Genre in general<br /><ul><li>The importance it is for a film to have a particular genre is due to how this can help and influence production. It also gives an insight into ways audiences consume media.
Within a trailer, there are lots of things you must think about when creating a mood for a specific genre as within these 30-60 seconds, the audience should easily identify what genre it fits and whether this is a type of film they’d usually watch.
This is where conventions fit in. It is important to think about typical conventions and whether in your film you’d like to break conventions as this can also be a reason people will want to watch your film.
Iconography is also important to look at seeing what lighting is used for what effect, typography, mis en scene- everything within this has different conventions and styles for different genres. </li></li></ul><li>Wired and Genre <br />My film “Wired” takes many conventions of a horror film that I have picked up on via research. <br />The name of the film itself is important to link with genre in some way however this again can often be conventionally broken. The overall tone of my trailer is linked with kidnap, isolation and wired equipment giving the sense that films such as hostel and saw- torture films would portray. <br />I have done some research into print screens of my trailer and also the font used to see what my target audiences initial reaction to what type of genre the clips could be from was. I did this to make sure I was going along the right lines into what is typical from my intended genre. <br />
Genre and effects<br />DAZED<br />BLURRED<br />UNKNOWN<br />STATIC<br />
Slide show images<br />The sound and <br />Images create a <br />Science/experimental<br />tone<br />It creates a dark <br />Tense tone <br />Suspense <br />Haunting<br />Unique<br />
Narrative<br />“the art of story telling”<br />Intertitles are used within trailers to give messages relating to footage or the overall message in the trailer/film.<br />The human mind needs narrative to make sense of things- by this it identifies beginning middle and end. <br />As trailers doesn’t have to show footage in chronological order, it is essential that there is build up with fast shots but also inter-titles to keep a thread between each clip as it may look random with no link within the teaser of the film. <br />
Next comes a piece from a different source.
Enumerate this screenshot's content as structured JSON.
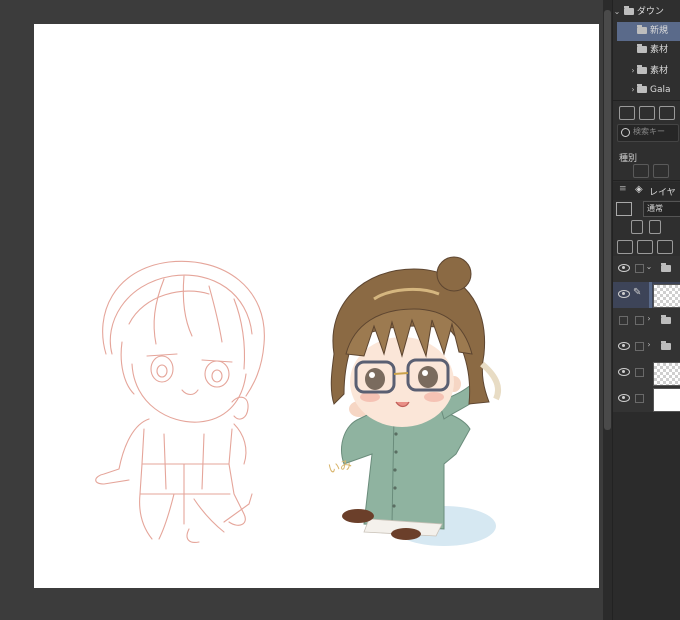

Narrative within Wired<br />As inter-titles are a key part to trailers (not just the font but the wording themselves) I came up with a few catchy lines that may work within my intended genre and audience to create the right tone. <br />When questions are left unanswered…<br />Which would you pick? <br />When time isn’t on your side<br />Static runs through the bodies…<br />But is the light the way out… <br />Avoid being cliché<br />I like how you’ve <br />Asked questions<br />“You” is nice<br />And direct!<br />Need more information<br />Just to help link more<br />
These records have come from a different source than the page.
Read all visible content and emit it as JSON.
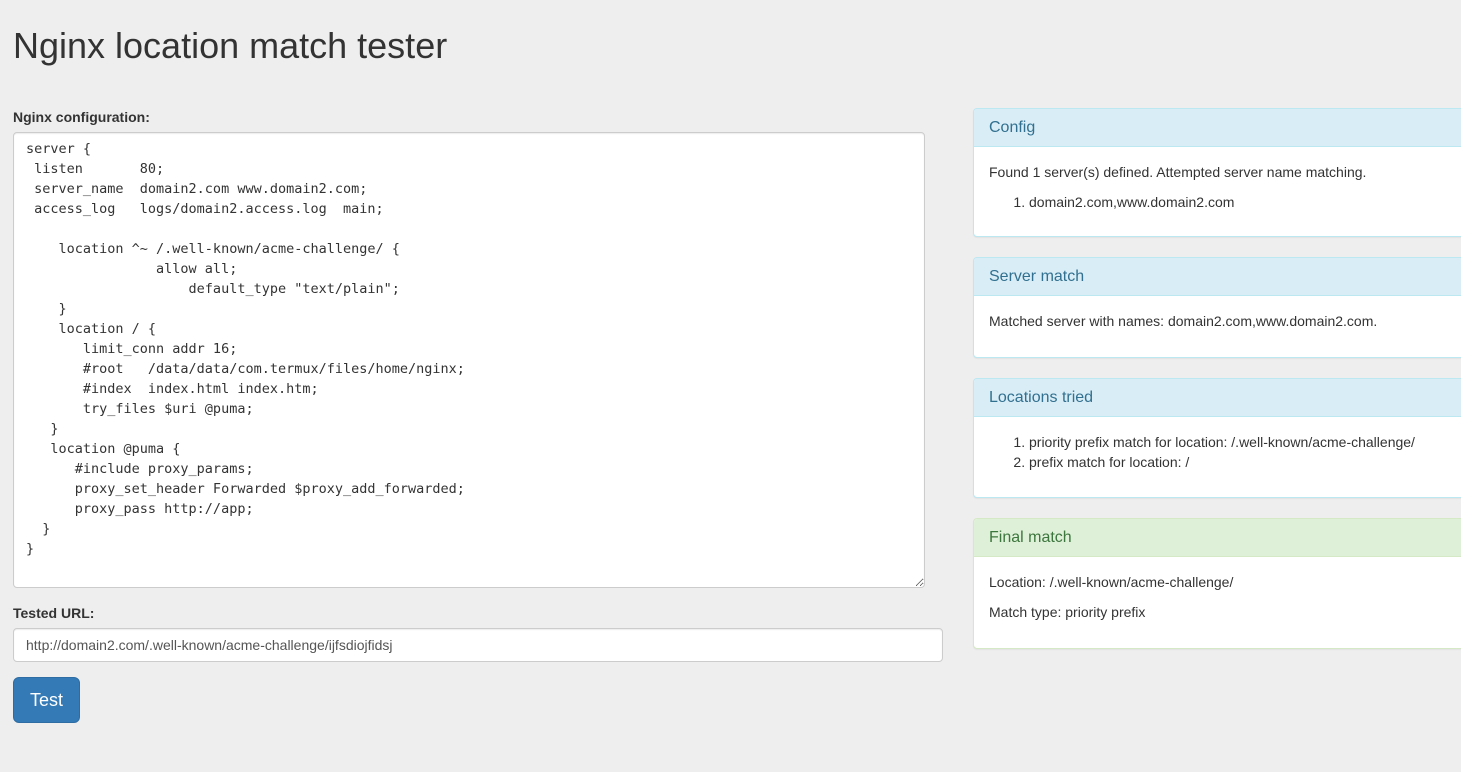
{
  "page": {
    "title": "Nginx location match tester"
  },
  "form": {
    "config_label": "Nginx configuration:",
    "config_value": "server {\n listen       80;\n server_name  domain2.com www.domain2.com;\n access_log   logs/domain2.access.log  main;\n\n    location ^~ /.well-known/acme-challenge/ {\n                allow all;\n                    default_type \"text/plain\";\n    }\n    location / {\n       limit_conn addr 16;\n       #root   /data/data/com.termux/files/home/nginx;\n       #index  index.html index.htm;\n       try_files $uri @puma;\n   }\n   location @puma {\n      #include proxy_params;\n      proxy_set_header Forwarded $proxy_add_forwarded;\n      proxy_pass http://app;\n  }\n}",
    "url_label": "Tested URL:",
    "url_value": "http://domain2.com/.well-known/acme-challenge/ijfsdiojfidsj",
    "test_button_label": "Test"
  },
  "panels": {
    "config": {
      "heading": "Config",
      "summary": "Found 1 server(s) defined. Attempted server name matching.",
      "servers": [
        "domain2.com,www.domain2.com"
      ]
    },
    "server_match": {
      "heading": "Server match",
      "text": "Matched server with names: domain2.com,www.domain2.com."
    },
    "locations_tried": {
      "heading": "Locations tried",
      "items": [
        "priority prefix match for location: /.well-known/acme-challenge/",
        "prefix match for location: /"
      ]
    },
    "final_match": {
      "heading": "Final match",
      "location": "Location: /.well-known/acme-challenge/",
      "match_type": "Match type: priority prefix"
    }
  },
  "colors": {
    "background": "#eeeeee",
    "primary_button": "#337ab7",
    "info_heading_bg": "#d9edf7",
    "info_heading_text": "#31708f",
    "success_heading_bg": "#dff0d8",
    "success_heading_text": "#3c763d"
  }
}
Audience<br />I have recorded clips of target audience speaking on what they expect from a thriller/sci-fi movie. <br />Male 19<br />Female 18<br />Male 22<br />Female 24<br />Mrs, need to add the clips- they’re on mac. <br />
Sound<br />Sound throughout the trailer needs to build up creating a overall sense and mood for the trailer.<br />With my teaser trailer looking into sci-fi and electricity equipment I have looked at ambient sounds, static sounds and anything else that sounds dark, mysterious and a little rough and high pitched for the ears through garage band. <br />I want to have a similar tempo pattern to that in inception where It begins slow following what is seen on the screen and then moving into faster tempo and pace music with louder beats mimicing the fast pace of shots to then slow down again with infrequent beats. <br />This will keep up the tension and keep the audience hooked.<br />
A particular slide catching your eye?
Clipping is a handy way to collect important slides you want to go back to later.